Orwell exposes the reality of the culture of imperialism. He kills the elephant because of the pressure from the Burmese crowd that is staring at him. It ironical that he does not want to kill the elephant even when he is handling the rifle lawfully, yet he still bends to the will of the crowd even with a lot of contradiction from his feelings. By killing the elephant, he is protected by the law and it assisted in maintaining and restoring order and provided meat for the population that was starving. Orwell represents the British while the elephant in this case is a victim of imperialism.

By killing a unique creature, Orwell does what he has to do by the standards of his empire. He may be possibly representing Burma and other countries that were shrunken by imperialism. Orwell is very allegorical in the sense that he keeps shooting the elephant in order to facilitate a quick death, but it makes it worse. This is similar to how Britain thought it was helping these other countries but causing destruction to them in reality.

Orwell brings out the picture of the elephant eating the grass peacefully. At this time, he feels that the elephant was harmless as it seemed to be settled. At this time, he saw it necessary not to shoot it contrary to the expectations of the crowd. The people from the east who were not natives thought that it was wise to act resolutely without any fear because the Europeans were resolute. Contrary to their thoughts, the British became driven by the will of the native people and acted as a puppet. He acted according to the mood of the crowd because if he left the elephant, the Burmese people would feel he was overwhelmed by fear and thus frightened. At this point, he would become a laughing stock and that is why he went forward and pulled the trigger.

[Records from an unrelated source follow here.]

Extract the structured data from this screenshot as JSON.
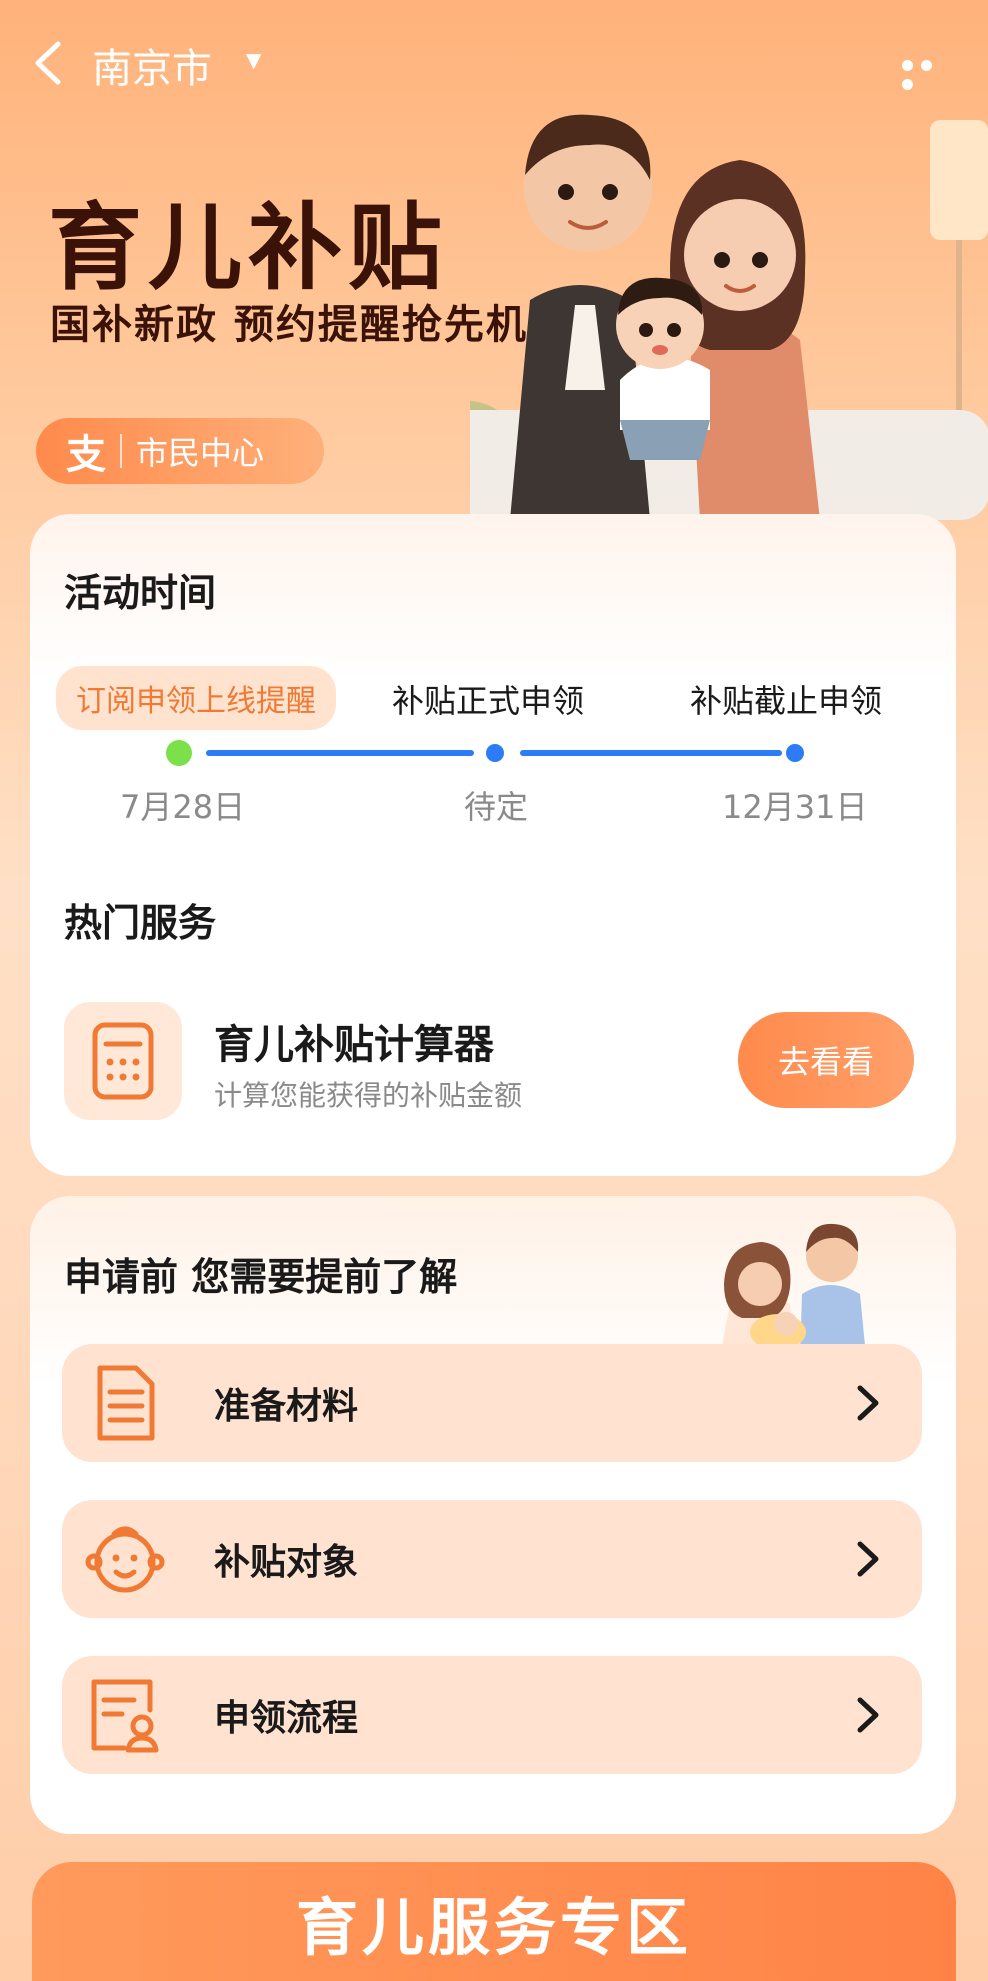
{
  "nav": {
    "city": "南京市"
  },
  "hero": {
    "title": "育儿补贴",
    "subtitle": "国补新政 预约提醒抢先机",
    "badge_logo": "支",
    "badge_text": "市民中心"
  },
  "activity": {
    "title": "活动时间",
    "steps": [
      {
        "label": "订阅申领上线提醒",
        "date": "7月28日",
        "active": true
      },
      {
        "label": "补贴正式申领",
        "date": "待定",
        "active": false
      },
      {
        "label": "补贴截止申领",
        "date": "12月31日",
        "active": false
      }
    ]
  },
  "hot_services": {
    "title": "热门服务",
    "item": {
      "title": "育儿补贴计算器",
      "desc": "计算您能获得的补贴金额",
      "button": "去看看",
      "icon": "calculator-icon"
    }
  },
  "before_apply": {
    "title": "申请前 您需要提前了解",
    "items": [
      {
        "label": "准备材料",
        "icon": "document-icon"
      },
      {
        "label": "补贴对象",
        "icon": "baby-face-icon"
      },
      {
        "label": "申领流程",
        "icon": "process-form-icon"
      }
    ]
  },
  "bottom": {
    "label": "育儿服务专区"
  },
  "colors": {
    "accent": "#ff8a4c",
    "title_dark": "#3b1208",
    "timeline_blue": "#2b7cf6",
    "active_dot": "#7be04a"
  }
}
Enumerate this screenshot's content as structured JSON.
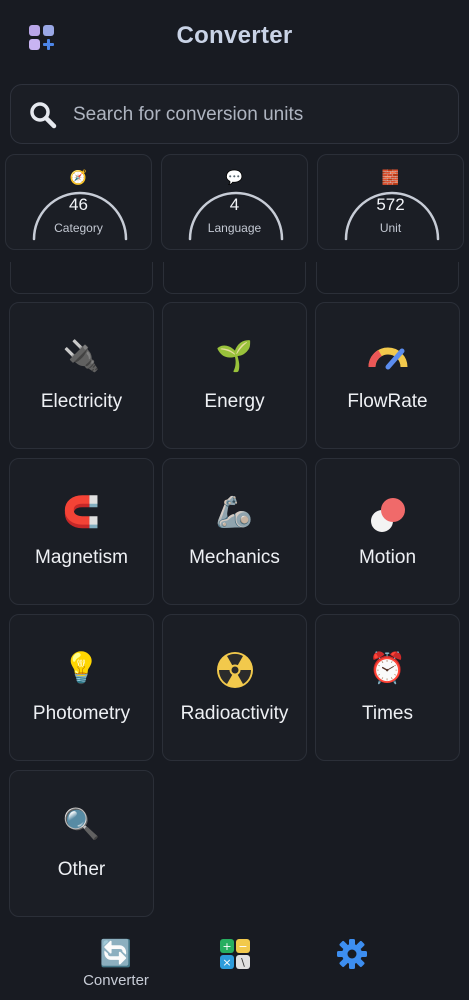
{
  "header": {
    "title": "Converter",
    "menu_icon": "grid-plus-icon"
  },
  "search": {
    "placeholder": "Search for conversion units",
    "icon": "search-icon"
  },
  "stats": [
    {
      "icon": "pie-chart-icon",
      "value": "46",
      "label": "Category"
    },
    {
      "icon": "speech-bubbles-icon",
      "value": "4",
      "label": "Language"
    },
    {
      "icon": "blocks-icon",
      "value": "572",
      "label": "Unit"
    }
  ],
  "categories": [
    {
      "icon": "plug-lightning-icon",
      "label": "Electricity"
    },
    {
      "icon": "leaf-lightning-icon",
      "label": "Energy"
    },
    {
      "icon": "gauge-icon",
      "label": "FlowRate"
    },
    {
      "icon": "magnet-icon",
      "label": "Magnetism"
    },
    {
      "icon": "robot-arm-icon",
      "label": "Mechanics"
    },
    {
      "icon": "motion-balls-icon",
      "label": "Motion"
    },
    {
      "icon": "light-bulb-icon",
      "label": "Photometry"
    },
    {
      "icon": "radioactive-icon",
      "label": "Radioactivity"
    },
    {
      "icon": "stopwatch-icon",
      "label": "Times"
    },
    {
      "icon": "magnifier-eye-icon",
      "label": "Other"
    }
  ],
  "bottom_nav": [
    {
      "icon": "converter-cubes-icon",
      "label": "Converter"
    },
    {
      "icon": "calculator-icon",
      "label": ""
    },
    {
      "icon": "gear-icon",
      "label": ""
    }
  ],
  "colors": {
    "background": "#181b22",
    "card": "#1b1e25",
    "border": "#2b2f38",
    "title": "#c9d3e6"
  }
}
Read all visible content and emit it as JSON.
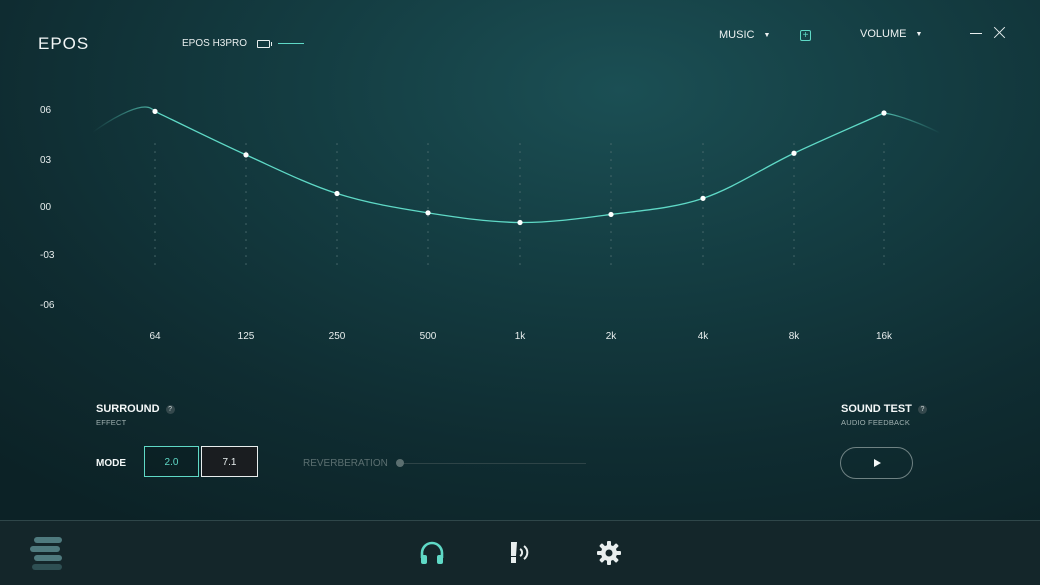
{
  "app": {
    "logo": "EPOS",
    "device_name": "EPOS H3PRO"
  },
  "header": {
    "profile_dropdown": "MUSIC",
    "volume_dropdown": "VOLUME"
  },
  "equalizer": {
    "db_labels": [
      "06",
      "03",
      "00",
      "-03",
      "-06"
    ],
    "frequencies": [
      "64",
      "125",
      "250",
      "500",
      "1k",
      "2k",
      "4k",
      "8k",
      "16k"
    ],
    "gains_db": [
      6.0,
      3.3,
      0.9,
      -0.3,
      -0.9,
      -0.4,
      0.6,
      3.4,
      5.9
    ],
    "accent_color": "#5fd9c6"
  },
  "surround": {
    "title": "SURROUND",
    "subtitle": "EFFECT",
    "mode_label": "MODE",
    "modes": [
      "2.0",
      "7.1"
    ],
    "selected_mode": "2.0",
    "reverb_label": "REVERBERATION",
    "reverb_level": 0
  },
  "sound_test": {
    "title": "SOUND TEST",
    "subtitle": "AUDIO FEEDBACK"
  },
  "bottom_nav": {
    "items": [
      "menu-icon",
      "headphones-icon",
      "microphone-icon",
      "gear-icon"
    ],
    "active": "headphones-icon"
  }
}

In conclusion, Orwell regards imperialism as wicked. As a soldier, he had seen the oppression of the British Empire practically. Orwell developed a mental conflict, and he had personal reasons to hate the Burmese. The elephant exposed the hollowness of the British Empire and showed them that they were powerless.